A rock cod lies, tilted and sand covered, which is what a rock cod normally does. Just lies in lazy fashion in the green ribbon grass, tilting with the tide, moving with the water. They look rather stupid, and I must confess that I share the general dislike of the rock cod: they don’t make themselves terribly likeable in looks or personality. Rolling around like that, all of them among the ribbon grass just on the other side of tis rock wall, where the sea is warmer than here in this frigid pond.
I fan my hand over it to get a bit of the sand off it and it flinches. Its dull spherical eye looks at me as it takes fright and swims aimlessly elsewhere to where I am. It must be the only fish I know to look stupid when swimming. Most of the other fish poke their noses up at it and I generally find myself making comments about old families and ancient lineage to certain goggle-eyed upstarts out there.
No respect, some fish.
Anyway, I say to the fish, no doubt some fisherman dropped you in here. Surely you’ve been around long enough not to fall for the old bait trick?
You stupid prickly old bugger I wanted to add
'It’s my birthday, rock cod' I told it
He looked about my vintage, very knocked about and patches missing off its head.
Actually, I noticed then it was a very ancient rock cod.
Its voice sounded like mud when it answered.
I know not what is a birthday.
'Time.

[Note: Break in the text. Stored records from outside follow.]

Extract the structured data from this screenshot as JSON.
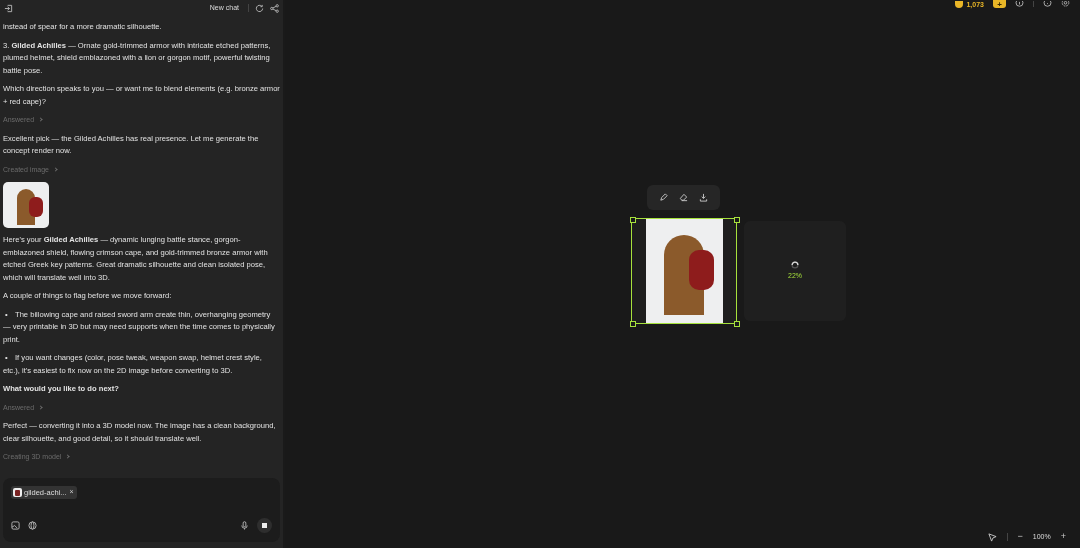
{
  "chat_header": {
    "new_chat": "New chat"
  },
  "messages": [
    {
      "kind": "text",
      "text": "instead of spear for a more dramatic silhouette."
    },
    {
      "kind": "text",
      "text": "3. **Gilded Achilles** — Ornate gold-trimmed armor with intricate etched patterns, plumed helmet, shield emblazoned with a lion or gorgon motif, powerful twisting battle pose."
    },
    {
      "kind": "text",
      "text": "Which direction speaks to you — or want me to blend elements (e.g. bronze armor + red cape)?"
    },
    {
      "kind": "status",
      "text": "Answered"
    },
    {
      "kind": "text",
      "text": "Excellent pick — the Gilded Achilles has real presence. Let me generate the concept render now."
    },
    {
      "kind": "status",
      "text": "Created image"
    },
    {
      "kind": "image"
    },
    {
      "kind": "text",
      "text": "Here's your **Gilded Achilles** — dynamic lunging battle stance, gorgon-emblazoned shield, flowing crimson cape, and gold-trimmed bronze armor with etched Greek key patterns. Great dramatic silhouette and clean isolated pose, which will translate well into 3D."
    },
    {
      "kind": "text",
      "text": "A couple of things to flag before we move forward:"
    },
    {
      "kind": "bullet",
      "marker": "•",
      "text": "The billowing cape and raised sword arm create thin, overhanging geometry — very printable in 3D but may need supports when the time comes to physically print."
    },
    {
      "kind": "bullet",
      "marker": "•",
      "text": "If you want changes (color, pose tweak, weapon swap, helmet crest style, etc.), it's easiest to fix now on the 2D image before converting to 3D."
    },
    {
      "kind": "heading",
      "text": "What would you like to do next?"
    },
    {
      "kind": "status",
      "text": "Answered"
    },
    {
      "kind": "text",
      "text": "Perfect — converting it into a 3D model now. The image has a clean background, clear silhouette, and good detail, so it should translate well."
    },
    {
      "kind": "status",
      "text": "Creating 3D model"
    }
  ],
  "composer": {
    "attachment": "gilded-achi...",
    "remove": "×"
  },
  "top_bar": {
    "credits": "1,073",
    "add": "+"
  },
  "canvas": {
    "generated_image": {
      "selected": true
    },
    "loading_card": {
      "progress": "22%"
    }
  },
  "zoom_bar": {
    "minus": "−",
    "zoom": "100%",
    "plus": "+"
  }
}
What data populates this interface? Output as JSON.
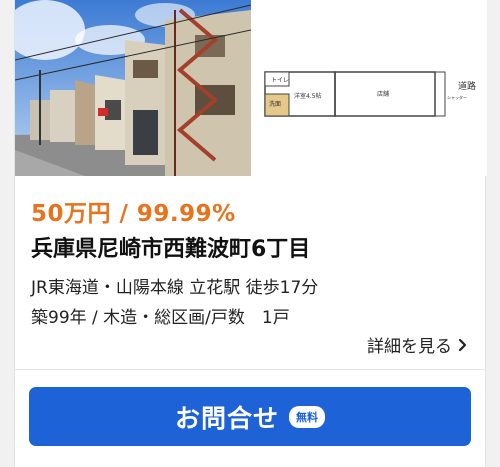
{
  "listing": {
    "price": "50万円 / 99.99%",
    "address": "兵庫県尼崎市西難波町6丁目",
    "access": "JR東海道・山陽本線 立花駅 徒歩17分",
    "details": "築99年 / 木造・総区画/戸数　1戸",
    "more_label": "詳細を見る"
  },
  "floor_plan": {
    "toilet": "トイレ",
    "washroom": "洗面",
    "washitsu": "洋室4.5帖",
    "shop": "店舗",
    "road": "道路",
    "shutter": "シャッター"
  },
  "cta": {
    "label": "お問合せ",
    "badge": "無料"
  },
  "colors": {
    "price": "#e8731c",
    "cta_background": "#1d62d6"
  }
}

A circle, some kind of celebration of my birth. Years.'
The rock cod spoke again:
is birthday like darknesses and the changing of green from bright to dark? The coming and going of the cloud of silver garfish? How many times I have heard the humpback ones singing their way north? For I have heard that many many times.
Time is an abstract, I thought. This rock cod and I may have heard the same number of whale chorus, and here we are in this cold water, both, prickly old buggers we two.
Over the next kilometre I saw it wafting about, looking for somewhere dark to sit and roll with the tide. Inexplicably I began to have the urge to slither over the rock wall and be amongst the ribbon weed. I climbed up on the edge, and across the cunjevoi. I must have had some rockcod dream in my head.
The sea was waiting. So warm, I swam with my hair in the waves, the riptide strong. It was warm in the sea.
I realised it was the sea all along, drawing me into it, Urging me to leave the cold and slither in among the ribbon grass.
The tide was tugging me. Below the rock cod were rolling to and fro half hidden. The green was wintergreen, their dull eyes looked into the grasses. Such a strong current today.
I let it take me.
Friends called by. I would have joined them , but I know that even I can’t keep up with this lot.
Later that night my favourite person friends came and cooked me steamboat and I was a very happy fish indeed.
Post script: do click on the last picture and look at the smile on the face on the left....
Sunday, August 3, 2008
I take her by the arm.
I say: we are going out today.
To the other side of town: this here is part of my landscape, as you know. I show her tracks invisible to the naked eye.
Here in this market, I tell her, I used to sell strange jewellery.
A kind of collision between Elizabethan miniature and the remains of a car smash: I was well known for them.
At the end of the day my eyes would be full of the fluff from the pods of the trees, which was sprinkling down as I told her this in the silver sunshine. Just like always.
It used to be more edgy then, I tell her.
Then there was cockatoo Island: I thought I may have to defend the Biennale Artworks. This could be tiresome if so.
But it wasn't necessary, and I was surprised.
William Kentridge a favourite of hers, as it happens.
Despite the potential for the site to completely engage all thoughts, the works spoke intriguingly enough within them.
It was hard to emerge from a dark space in which one was immersed in an enactment of the 1984 Coal Riots in Northern England into the shining day here on Cockatoo Island.
Soon I shall post at length about cockatoo island. Tomorrow I will paint and I will not think about anything but that.
At the end of the day she was holding my hand.